*** Opening of RECORDED DATA ***

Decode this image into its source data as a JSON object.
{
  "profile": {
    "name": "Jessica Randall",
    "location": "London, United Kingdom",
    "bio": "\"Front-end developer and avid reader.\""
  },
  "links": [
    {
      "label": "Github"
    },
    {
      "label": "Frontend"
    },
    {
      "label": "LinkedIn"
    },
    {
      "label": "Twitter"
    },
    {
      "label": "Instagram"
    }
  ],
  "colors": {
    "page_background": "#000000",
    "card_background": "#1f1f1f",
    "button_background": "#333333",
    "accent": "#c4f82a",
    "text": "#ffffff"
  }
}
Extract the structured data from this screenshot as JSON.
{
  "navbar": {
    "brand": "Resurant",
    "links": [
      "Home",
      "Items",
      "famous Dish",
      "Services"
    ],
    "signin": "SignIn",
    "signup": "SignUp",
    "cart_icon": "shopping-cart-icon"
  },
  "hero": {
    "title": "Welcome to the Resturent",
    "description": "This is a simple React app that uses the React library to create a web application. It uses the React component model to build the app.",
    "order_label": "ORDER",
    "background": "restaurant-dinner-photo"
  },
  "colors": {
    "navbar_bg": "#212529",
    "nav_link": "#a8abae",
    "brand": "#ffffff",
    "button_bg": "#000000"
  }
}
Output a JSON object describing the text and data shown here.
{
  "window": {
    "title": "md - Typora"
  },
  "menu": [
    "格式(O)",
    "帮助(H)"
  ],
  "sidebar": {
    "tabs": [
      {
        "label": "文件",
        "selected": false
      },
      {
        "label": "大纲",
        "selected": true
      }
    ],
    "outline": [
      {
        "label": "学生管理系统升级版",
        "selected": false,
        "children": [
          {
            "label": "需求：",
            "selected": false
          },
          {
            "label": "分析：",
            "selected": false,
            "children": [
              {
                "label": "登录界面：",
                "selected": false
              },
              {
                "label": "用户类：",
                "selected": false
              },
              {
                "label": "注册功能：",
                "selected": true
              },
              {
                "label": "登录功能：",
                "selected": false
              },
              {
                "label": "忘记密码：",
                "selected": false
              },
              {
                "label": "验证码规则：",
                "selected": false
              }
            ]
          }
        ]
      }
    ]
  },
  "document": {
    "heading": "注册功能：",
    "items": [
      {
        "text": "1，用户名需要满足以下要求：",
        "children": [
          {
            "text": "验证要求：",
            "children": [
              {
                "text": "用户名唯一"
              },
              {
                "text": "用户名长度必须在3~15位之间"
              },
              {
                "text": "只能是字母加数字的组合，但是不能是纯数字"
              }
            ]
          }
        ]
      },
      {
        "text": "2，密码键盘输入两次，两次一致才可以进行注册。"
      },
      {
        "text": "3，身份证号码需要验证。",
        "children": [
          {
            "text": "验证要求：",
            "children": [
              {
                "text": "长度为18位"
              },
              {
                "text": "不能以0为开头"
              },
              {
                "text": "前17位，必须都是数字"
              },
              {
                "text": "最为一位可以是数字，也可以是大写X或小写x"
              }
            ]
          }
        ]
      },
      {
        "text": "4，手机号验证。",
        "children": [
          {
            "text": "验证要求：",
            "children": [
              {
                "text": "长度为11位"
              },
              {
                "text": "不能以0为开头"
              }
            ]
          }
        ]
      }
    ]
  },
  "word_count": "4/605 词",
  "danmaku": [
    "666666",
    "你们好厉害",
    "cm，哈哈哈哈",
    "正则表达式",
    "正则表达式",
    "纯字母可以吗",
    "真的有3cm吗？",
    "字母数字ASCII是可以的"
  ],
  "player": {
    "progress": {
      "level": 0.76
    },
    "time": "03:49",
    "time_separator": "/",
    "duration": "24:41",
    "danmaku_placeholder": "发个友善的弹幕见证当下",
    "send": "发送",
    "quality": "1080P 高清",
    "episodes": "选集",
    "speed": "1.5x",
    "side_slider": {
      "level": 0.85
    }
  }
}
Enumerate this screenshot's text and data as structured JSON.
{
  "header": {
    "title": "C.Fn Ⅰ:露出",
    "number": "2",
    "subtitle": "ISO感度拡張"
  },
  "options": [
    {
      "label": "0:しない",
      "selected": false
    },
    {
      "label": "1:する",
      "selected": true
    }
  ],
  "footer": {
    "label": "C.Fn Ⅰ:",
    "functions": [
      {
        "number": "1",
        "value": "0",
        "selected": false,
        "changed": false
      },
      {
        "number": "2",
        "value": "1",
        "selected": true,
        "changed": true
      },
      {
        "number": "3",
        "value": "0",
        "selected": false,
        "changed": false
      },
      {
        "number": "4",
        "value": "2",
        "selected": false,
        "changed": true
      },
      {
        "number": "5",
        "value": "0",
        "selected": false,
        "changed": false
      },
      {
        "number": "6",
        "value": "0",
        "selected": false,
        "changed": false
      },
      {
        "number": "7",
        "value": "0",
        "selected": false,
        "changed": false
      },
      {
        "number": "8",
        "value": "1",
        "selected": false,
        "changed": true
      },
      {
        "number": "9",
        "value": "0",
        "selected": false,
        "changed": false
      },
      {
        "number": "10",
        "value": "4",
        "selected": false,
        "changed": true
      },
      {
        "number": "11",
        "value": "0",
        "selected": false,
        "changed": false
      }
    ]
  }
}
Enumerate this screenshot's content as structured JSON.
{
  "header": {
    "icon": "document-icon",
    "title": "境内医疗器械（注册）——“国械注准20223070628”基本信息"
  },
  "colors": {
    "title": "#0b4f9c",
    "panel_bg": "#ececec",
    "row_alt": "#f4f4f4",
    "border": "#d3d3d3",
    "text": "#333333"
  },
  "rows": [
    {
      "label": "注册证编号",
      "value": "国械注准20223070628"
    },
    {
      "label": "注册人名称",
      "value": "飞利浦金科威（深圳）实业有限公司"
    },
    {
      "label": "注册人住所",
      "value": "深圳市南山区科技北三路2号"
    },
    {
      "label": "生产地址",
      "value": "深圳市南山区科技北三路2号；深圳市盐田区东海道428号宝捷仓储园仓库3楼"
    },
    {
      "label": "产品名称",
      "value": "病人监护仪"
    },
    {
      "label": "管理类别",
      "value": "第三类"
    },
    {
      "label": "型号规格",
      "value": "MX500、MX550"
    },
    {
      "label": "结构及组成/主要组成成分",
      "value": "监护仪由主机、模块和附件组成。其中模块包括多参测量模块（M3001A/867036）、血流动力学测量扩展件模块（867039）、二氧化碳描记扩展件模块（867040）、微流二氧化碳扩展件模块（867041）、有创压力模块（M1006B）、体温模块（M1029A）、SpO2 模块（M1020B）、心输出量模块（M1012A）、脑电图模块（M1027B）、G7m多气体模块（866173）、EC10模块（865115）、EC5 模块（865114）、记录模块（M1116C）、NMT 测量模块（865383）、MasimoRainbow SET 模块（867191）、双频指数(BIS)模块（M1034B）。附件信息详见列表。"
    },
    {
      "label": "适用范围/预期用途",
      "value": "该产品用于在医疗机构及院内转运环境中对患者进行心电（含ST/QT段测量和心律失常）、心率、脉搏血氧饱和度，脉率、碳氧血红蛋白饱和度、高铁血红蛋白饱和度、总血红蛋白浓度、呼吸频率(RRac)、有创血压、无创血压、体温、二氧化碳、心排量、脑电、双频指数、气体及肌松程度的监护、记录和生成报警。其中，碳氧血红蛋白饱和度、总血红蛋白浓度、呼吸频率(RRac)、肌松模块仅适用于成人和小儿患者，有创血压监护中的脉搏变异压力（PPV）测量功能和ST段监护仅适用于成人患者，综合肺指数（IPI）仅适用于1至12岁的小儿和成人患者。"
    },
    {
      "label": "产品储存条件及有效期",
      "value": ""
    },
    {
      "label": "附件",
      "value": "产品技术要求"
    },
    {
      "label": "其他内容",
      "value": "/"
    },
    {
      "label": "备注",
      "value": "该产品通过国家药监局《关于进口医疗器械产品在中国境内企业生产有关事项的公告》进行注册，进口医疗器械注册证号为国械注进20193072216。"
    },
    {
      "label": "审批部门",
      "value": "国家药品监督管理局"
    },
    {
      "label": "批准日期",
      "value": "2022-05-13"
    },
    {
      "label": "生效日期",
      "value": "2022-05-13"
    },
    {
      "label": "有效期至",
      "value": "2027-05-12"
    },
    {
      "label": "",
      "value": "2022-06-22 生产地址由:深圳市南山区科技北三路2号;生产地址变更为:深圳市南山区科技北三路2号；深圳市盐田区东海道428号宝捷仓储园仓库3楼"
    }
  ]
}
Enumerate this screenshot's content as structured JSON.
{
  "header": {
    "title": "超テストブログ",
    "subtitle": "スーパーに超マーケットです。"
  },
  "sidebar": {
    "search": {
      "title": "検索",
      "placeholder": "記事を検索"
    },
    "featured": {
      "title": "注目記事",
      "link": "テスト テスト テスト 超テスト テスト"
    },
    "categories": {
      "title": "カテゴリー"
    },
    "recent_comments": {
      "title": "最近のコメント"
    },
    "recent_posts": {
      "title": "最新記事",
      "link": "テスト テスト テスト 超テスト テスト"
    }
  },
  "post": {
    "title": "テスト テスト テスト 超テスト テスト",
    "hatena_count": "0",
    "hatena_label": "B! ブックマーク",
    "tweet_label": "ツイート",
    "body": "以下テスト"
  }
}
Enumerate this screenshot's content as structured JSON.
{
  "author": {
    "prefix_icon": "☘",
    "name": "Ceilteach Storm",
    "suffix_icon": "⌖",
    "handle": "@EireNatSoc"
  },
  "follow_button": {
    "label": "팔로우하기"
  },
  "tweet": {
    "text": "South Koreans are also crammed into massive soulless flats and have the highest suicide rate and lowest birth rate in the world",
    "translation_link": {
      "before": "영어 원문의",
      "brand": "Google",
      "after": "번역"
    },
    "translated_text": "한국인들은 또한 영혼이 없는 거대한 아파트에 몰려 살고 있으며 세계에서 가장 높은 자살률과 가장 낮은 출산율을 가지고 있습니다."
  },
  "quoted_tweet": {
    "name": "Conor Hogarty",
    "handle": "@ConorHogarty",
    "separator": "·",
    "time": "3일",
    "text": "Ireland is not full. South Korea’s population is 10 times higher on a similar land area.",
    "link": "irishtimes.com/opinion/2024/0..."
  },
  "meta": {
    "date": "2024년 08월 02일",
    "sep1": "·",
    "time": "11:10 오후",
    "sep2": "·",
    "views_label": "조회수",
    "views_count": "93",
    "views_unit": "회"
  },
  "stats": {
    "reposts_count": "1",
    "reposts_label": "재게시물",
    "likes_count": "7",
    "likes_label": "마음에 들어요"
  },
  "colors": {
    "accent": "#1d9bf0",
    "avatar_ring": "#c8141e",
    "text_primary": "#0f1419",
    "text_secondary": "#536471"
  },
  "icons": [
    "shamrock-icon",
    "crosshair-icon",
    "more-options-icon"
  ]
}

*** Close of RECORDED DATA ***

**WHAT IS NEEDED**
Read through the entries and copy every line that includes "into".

**RESULT OF THIS EXERCISE**
Decode this image into its source data as a JSON object.
    "text": "South Koreans are also crammed into massive soulless flats and have the highest suicide rate and lowest birth rate in the world",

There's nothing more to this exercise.